[Entries from a dataset of interfaces]
━━━━━━

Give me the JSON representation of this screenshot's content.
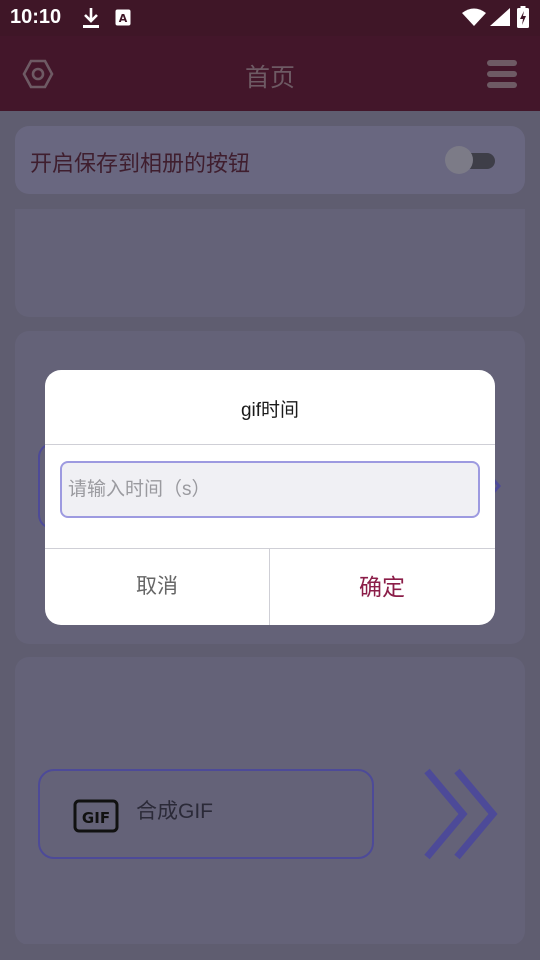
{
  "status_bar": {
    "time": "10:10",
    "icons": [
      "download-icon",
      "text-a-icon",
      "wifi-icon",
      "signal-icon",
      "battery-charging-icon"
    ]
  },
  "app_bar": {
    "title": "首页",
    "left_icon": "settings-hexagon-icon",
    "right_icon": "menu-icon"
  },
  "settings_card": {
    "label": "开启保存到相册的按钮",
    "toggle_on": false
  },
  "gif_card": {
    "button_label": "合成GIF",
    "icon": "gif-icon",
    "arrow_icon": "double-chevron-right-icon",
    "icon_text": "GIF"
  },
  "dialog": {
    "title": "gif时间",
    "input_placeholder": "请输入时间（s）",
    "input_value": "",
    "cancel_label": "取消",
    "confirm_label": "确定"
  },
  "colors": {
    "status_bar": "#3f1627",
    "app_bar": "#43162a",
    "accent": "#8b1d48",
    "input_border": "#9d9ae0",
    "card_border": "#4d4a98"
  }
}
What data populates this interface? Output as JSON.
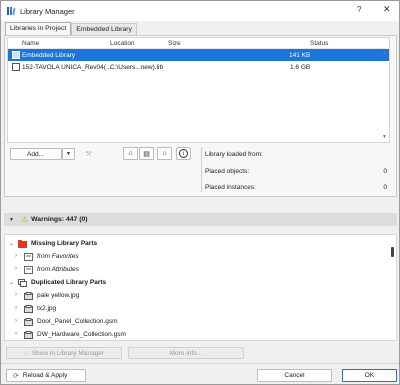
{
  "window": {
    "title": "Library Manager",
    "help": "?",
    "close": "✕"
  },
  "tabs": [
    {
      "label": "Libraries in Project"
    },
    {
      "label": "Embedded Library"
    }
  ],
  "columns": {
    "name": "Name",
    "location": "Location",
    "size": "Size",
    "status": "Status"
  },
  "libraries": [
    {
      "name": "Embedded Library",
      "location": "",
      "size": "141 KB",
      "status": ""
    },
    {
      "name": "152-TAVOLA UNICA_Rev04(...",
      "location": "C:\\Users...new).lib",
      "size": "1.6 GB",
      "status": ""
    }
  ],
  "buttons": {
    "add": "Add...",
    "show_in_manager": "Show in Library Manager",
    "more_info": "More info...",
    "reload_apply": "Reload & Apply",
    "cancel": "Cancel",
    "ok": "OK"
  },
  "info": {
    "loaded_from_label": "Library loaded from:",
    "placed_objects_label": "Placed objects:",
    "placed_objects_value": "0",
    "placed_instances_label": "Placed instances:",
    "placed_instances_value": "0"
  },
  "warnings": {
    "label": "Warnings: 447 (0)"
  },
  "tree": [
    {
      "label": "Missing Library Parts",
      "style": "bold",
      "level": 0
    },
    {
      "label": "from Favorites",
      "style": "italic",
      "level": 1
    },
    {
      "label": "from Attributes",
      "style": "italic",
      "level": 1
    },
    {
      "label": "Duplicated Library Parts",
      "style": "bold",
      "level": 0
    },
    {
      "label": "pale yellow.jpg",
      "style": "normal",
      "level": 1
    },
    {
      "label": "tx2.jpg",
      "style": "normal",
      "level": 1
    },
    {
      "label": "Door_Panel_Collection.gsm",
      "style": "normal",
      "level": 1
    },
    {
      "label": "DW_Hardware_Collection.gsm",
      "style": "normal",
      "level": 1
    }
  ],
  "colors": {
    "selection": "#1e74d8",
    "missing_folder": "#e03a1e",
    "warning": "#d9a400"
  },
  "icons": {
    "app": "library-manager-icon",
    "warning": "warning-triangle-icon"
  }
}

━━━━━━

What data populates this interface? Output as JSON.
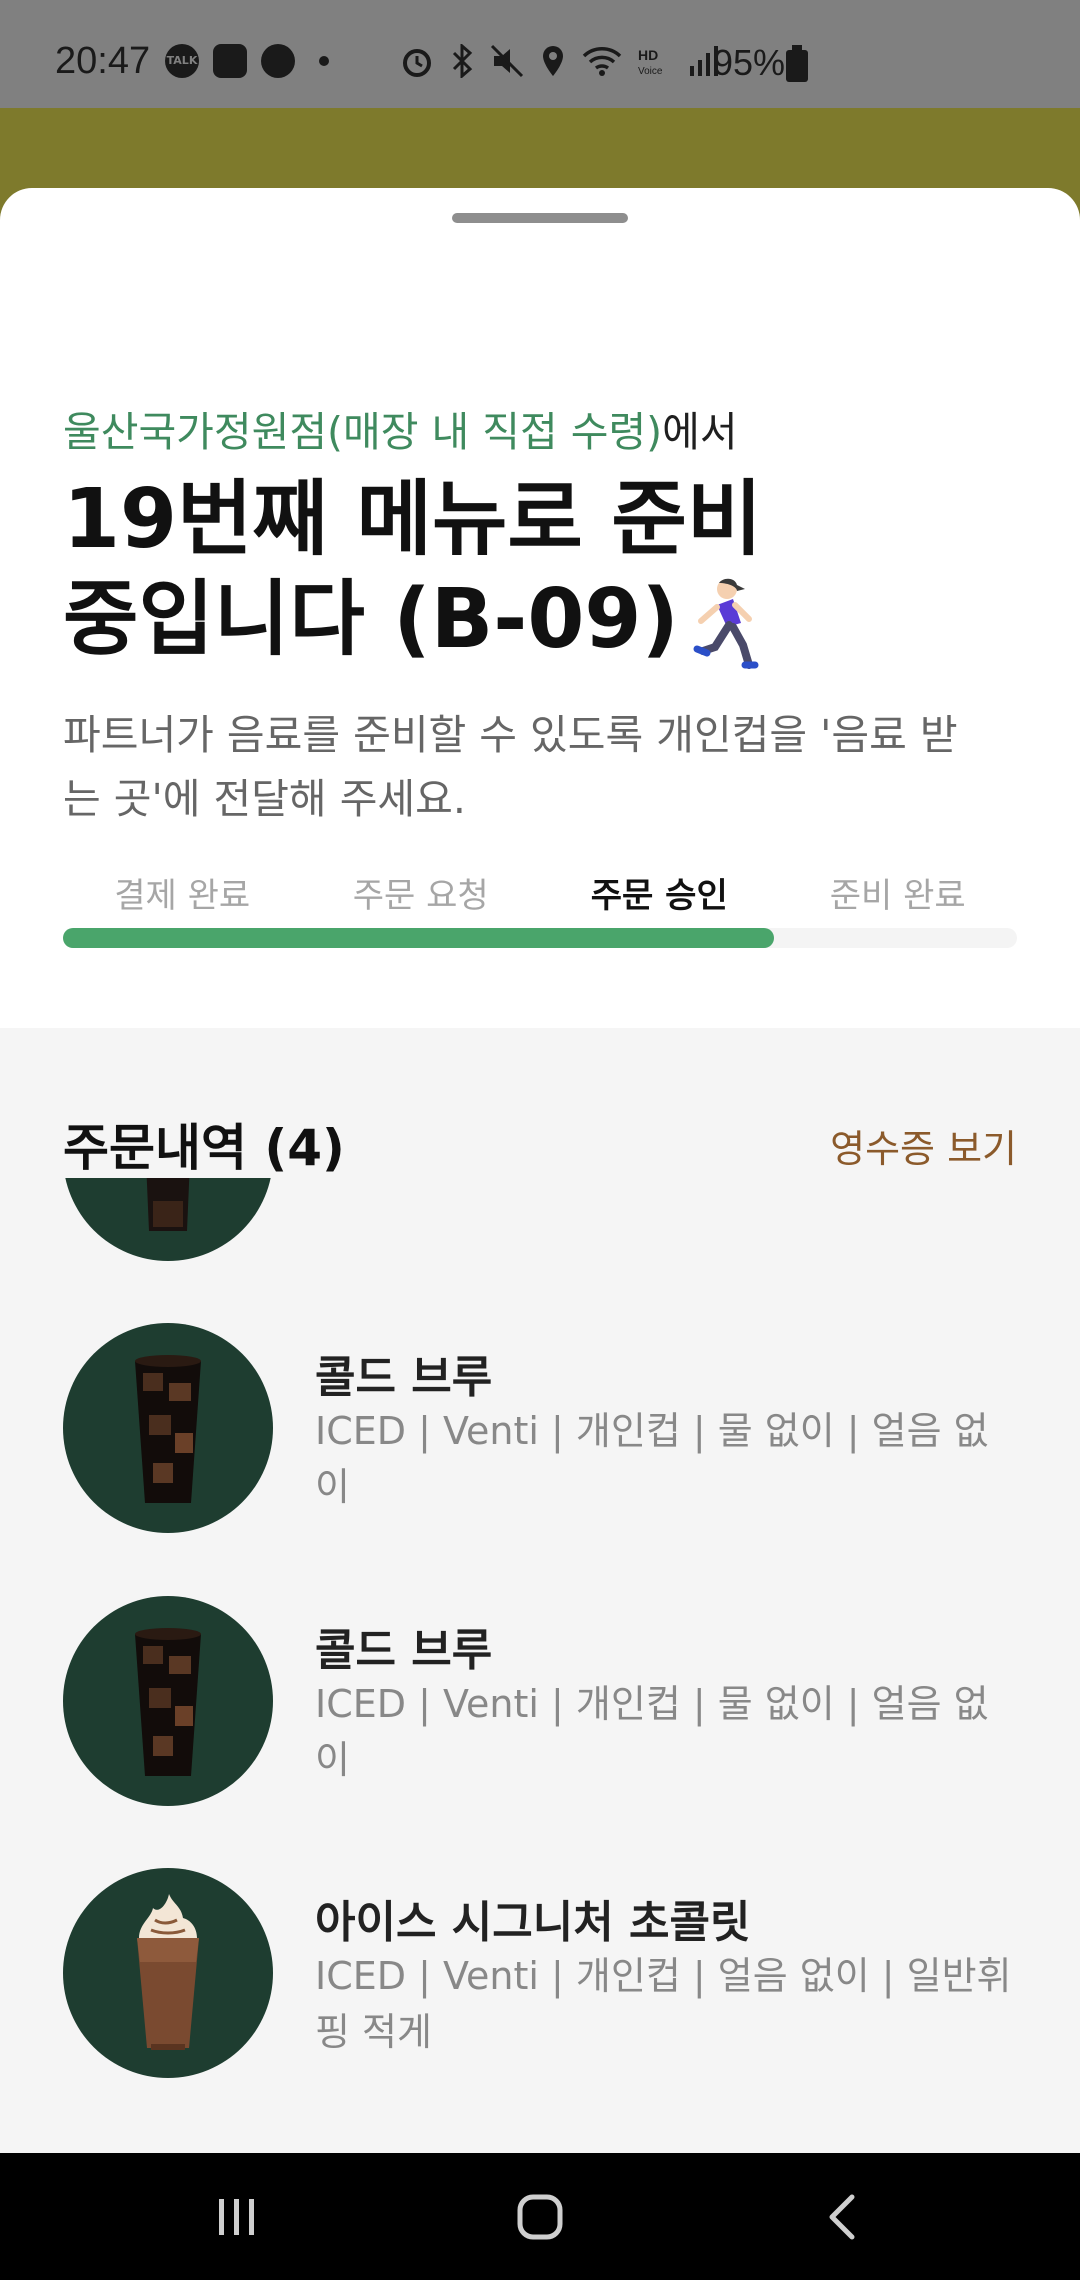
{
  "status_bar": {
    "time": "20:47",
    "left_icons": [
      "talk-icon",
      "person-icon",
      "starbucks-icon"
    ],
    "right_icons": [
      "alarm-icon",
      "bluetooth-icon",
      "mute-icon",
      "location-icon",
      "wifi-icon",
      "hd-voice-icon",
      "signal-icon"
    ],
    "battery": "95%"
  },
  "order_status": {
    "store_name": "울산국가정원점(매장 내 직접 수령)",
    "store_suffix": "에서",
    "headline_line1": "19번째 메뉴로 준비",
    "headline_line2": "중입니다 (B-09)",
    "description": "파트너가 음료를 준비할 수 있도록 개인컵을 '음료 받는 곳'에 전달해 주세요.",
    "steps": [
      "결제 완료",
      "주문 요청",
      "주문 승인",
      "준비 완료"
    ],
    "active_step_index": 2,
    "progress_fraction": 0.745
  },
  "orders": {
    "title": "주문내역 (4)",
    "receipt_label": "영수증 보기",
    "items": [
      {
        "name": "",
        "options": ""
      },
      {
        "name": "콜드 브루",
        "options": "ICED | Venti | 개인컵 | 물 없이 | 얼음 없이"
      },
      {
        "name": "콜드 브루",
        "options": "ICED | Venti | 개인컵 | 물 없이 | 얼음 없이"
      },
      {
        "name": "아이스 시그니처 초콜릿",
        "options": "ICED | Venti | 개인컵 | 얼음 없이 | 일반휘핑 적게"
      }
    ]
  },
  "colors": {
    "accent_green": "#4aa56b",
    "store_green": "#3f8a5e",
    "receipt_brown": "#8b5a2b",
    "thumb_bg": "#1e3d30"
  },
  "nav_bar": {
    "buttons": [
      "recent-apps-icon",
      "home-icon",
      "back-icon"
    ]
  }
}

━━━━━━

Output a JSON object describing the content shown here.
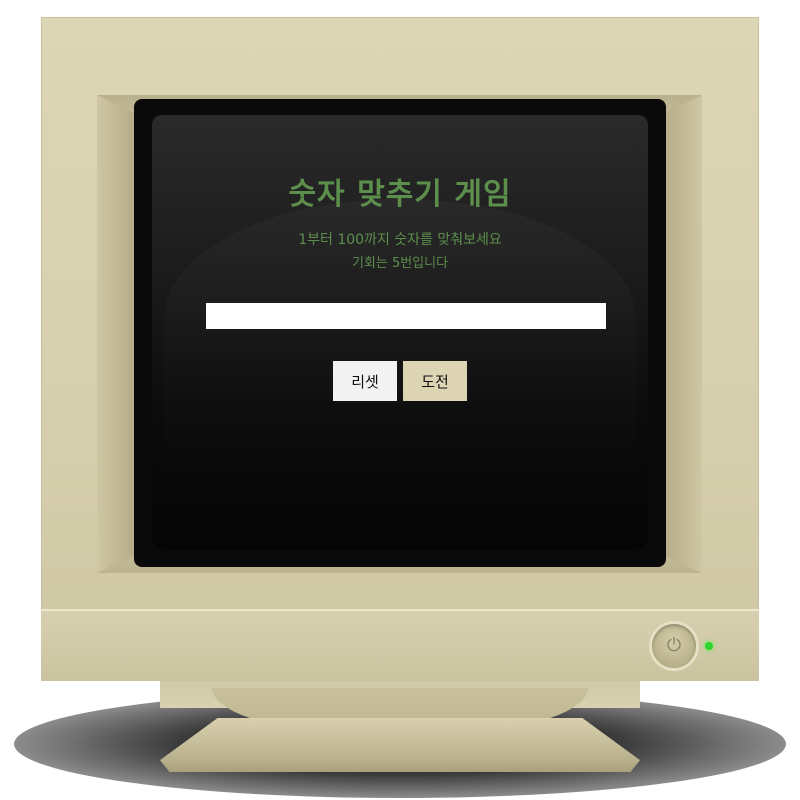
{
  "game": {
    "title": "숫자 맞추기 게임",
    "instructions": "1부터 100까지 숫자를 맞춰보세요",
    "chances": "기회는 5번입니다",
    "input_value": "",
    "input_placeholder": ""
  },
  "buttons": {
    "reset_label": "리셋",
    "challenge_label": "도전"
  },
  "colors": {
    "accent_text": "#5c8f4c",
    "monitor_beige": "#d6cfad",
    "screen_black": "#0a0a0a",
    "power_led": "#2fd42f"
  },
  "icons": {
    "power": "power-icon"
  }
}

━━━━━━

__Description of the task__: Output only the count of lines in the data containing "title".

__Solved problem__: 5